Tuning In to Tune Out: On not taking my own advice

This week, after I urged you to take a break from screens, I have reinvested all my free time in two amazing shows, so if you want, go ahead, call me a hypocrite. I did finish the Language of Flowers and still highly recommend it, more so now even than last week. I obviously won’t give away the ending, but if you haven’t given the book a shot, you’re missing out.

For the first show, we’re taking a trip down memory lane, to the revamped version of Project Runway. Making the Cut is the fashion show resurrection we were all waiting for, and by we I mean my mom and I, but I digress. Tim Gunn and Heidi Klum take this season’s group of designers all over the world, from New York to Paris to Tokyo in search of the next great global brand. The difference between the two shows is small, but makes a difference. Sadly, there is no Mood fabric trip where the designers desperately try to stay on budget, and the competition is stressed as a design show, rather than a sewing one. The designers have seamstresses that work through the night to finish their designs, so each designer produces more looks per challenge than the original Project Runway.

The bone I have to pick with the show is that it’s inextricably tied to Amazon, and the winning looks get sold immediately on the site, which brings up obvious fast fashion, quality, and sustainability issues. Also, my pro tip is to AVOID the Making the Cut store for the winning looks at all costs, it has so many spoilers and gives you a big banner of the finale winner right off the back, so stay away.
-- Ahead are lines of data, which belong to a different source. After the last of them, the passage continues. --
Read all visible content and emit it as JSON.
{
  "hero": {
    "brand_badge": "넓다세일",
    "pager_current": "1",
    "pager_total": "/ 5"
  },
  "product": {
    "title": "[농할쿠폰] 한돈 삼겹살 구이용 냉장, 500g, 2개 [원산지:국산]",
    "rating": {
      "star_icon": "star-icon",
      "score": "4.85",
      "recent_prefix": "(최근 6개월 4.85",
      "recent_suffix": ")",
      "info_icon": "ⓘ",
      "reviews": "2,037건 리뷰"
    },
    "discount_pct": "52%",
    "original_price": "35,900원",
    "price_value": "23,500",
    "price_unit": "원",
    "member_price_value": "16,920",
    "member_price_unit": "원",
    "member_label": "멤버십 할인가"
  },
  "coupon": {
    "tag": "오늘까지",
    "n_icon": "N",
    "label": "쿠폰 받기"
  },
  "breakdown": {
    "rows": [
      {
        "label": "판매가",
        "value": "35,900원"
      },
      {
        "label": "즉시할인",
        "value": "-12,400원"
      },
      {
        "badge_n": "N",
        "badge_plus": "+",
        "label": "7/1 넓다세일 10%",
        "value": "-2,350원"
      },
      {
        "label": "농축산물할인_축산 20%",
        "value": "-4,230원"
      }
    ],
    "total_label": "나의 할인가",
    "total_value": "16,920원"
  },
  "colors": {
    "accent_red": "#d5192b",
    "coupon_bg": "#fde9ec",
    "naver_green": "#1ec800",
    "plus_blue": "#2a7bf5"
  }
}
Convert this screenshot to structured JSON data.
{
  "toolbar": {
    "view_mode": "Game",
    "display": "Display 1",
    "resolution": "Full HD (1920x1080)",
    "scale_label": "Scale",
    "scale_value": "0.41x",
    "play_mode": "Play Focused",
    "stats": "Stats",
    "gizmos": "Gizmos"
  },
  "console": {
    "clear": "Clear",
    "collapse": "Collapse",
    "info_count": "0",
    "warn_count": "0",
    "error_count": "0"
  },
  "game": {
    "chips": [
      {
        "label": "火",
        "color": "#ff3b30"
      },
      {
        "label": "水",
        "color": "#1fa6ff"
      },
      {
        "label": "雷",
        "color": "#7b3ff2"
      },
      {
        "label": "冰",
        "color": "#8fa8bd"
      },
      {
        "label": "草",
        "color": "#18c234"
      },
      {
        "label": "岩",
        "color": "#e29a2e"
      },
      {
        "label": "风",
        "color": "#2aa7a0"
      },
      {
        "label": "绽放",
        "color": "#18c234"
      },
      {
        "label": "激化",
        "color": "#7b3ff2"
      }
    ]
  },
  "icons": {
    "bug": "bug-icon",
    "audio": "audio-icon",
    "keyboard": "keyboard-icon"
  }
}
I don’t know why they thought to broadcast the winner like that, because I was only half way through when I found out who would be taking home the MILLION dollar prize.

For show number 2, I recommend Never Have I Ever, the high school show that brings you back to your most relatable, embarrassing roots. Featuring main character Devi Vishwakumar, Never Have I Ever follows many expected high school tropes, but in the best, most heart warming of ways. Her and her friends, labelled the “UN,” try to navigate their way through the classroom, college applications, boys, girls, and more. This is a feel good show mostly, even though some of it is quite sad as Devi’s dad suddenly passed away, but don’t worry, that’s just the backstory from the beginning and not a spoiler. Through navigating her relationship with her mom, friends, and the golden boy Paxton Hall-Yoshita, you will be able to relate to Devi in one way or another.

I was trying to see the likeness in what I was watching this week, and I think the similarity lies in the emotional investment I put in the characters and competitors. With Making the Cut, you’re always rooting for someone while simultaneously becoming fashion’s greatest critic. In Never Have I Ever, if it isn’t Devi you resonate with, it will be one of the many archetype fitting high school students that strikes a chord with you. It can be nice to relate to a make believe universe, whether it’s one where you’re critiquing fashion, or one where you’re teleporting back to your sophomore year of high school, however cringe that might have been. Wherever you find a little reprieve from what you’re currently going through, I encourage you to indulge for longer than you might normally. Try to relate to a part of yourself that wasn’t concerned with the fate of the world for an hour or so. These recommendations don’t come with an urge to forget the state of the world, but rather to protect your mental state and not take it on entirely. Happy viewing!